Me: “Row A would be closest to the screen.” *while motioning to where it says ‘SCREEN’ twice in big bold letters on the layout*

Customer: “Which would make the back…?”

Me: “Row G, Sir/Ma’am.”

Customer: “Can I have these blue seats right here?”

Me: “No, Sir/Ma’am. Those are our handicapped seats, I can get you anything in green.”

Customer: “I can only get green?”

Me: “Yes.”

Customer: “This must be a new system, how long have you done this?”

Me: “Ten months, Sir/Ma’am.”

Customer: “Well it’s very confusing.
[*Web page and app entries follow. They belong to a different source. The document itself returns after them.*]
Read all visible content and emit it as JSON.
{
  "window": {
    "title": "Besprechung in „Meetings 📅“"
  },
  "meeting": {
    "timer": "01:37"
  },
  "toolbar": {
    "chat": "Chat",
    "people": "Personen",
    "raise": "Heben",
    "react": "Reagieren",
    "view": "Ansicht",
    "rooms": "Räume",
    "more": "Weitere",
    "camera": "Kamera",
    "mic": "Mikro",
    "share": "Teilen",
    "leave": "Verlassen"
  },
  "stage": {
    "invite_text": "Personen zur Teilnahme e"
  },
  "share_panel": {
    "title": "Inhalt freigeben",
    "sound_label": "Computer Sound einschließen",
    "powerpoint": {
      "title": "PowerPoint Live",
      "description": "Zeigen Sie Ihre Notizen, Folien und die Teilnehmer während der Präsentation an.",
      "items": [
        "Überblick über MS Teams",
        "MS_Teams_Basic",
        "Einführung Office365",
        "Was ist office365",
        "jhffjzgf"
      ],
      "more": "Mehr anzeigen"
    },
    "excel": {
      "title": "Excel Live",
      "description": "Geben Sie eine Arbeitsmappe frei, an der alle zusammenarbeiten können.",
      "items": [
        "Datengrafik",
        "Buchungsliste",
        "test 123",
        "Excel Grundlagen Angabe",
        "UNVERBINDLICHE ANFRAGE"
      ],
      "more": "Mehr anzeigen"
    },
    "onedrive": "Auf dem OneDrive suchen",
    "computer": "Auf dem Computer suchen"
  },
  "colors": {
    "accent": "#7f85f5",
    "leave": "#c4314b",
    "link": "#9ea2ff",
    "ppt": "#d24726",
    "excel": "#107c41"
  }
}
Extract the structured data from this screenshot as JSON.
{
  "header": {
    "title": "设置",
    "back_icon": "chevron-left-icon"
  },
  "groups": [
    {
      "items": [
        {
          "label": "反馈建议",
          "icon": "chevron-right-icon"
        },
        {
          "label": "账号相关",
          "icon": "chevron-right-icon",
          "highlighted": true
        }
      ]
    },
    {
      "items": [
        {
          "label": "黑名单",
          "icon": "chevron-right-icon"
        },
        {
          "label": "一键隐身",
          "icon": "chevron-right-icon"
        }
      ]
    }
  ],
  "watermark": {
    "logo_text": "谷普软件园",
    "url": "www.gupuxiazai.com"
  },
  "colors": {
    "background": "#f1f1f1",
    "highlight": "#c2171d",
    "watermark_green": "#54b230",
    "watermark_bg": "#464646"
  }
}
I guess I’ll get these green ones.” *pointing to layout that is facing away from me on a fixed screen.*

Me: “Which seats?”

Customer: “5 and 4.”

Me: “For which row?”

Customer: “5 and 4.”

Me: “Which letter?”

Customer: “Oh.” *pauses to look at screen.* “Row E.”

(The rest of the transaction usually goes smoothly. Sometimes people who pay with card try to hand me their card through the money hole even though there’s a card machine directly between that hole and the layout screen. Mostly I’m just appalled by people’s listening skills. I’m not talking because I like the sound of my own voice.)

Unfiltered Story #193971

, , , | Unfiltered | May 13, 2020

Customer: Hello?
Me: Hi!
Customer: Do you have… Beer?
Me: *checking till items* We have… [brand]… –
Customer: Yes, that one.
Me: *goes & gets one from the fridge*
Customer: No, no… Do you have *hand gesture* tap?
Me: On tap!? No..?
He turned & left. We aren’t allowed to sell alcohol to customers without film tickets, and there’s a pub within sight distance from our front door.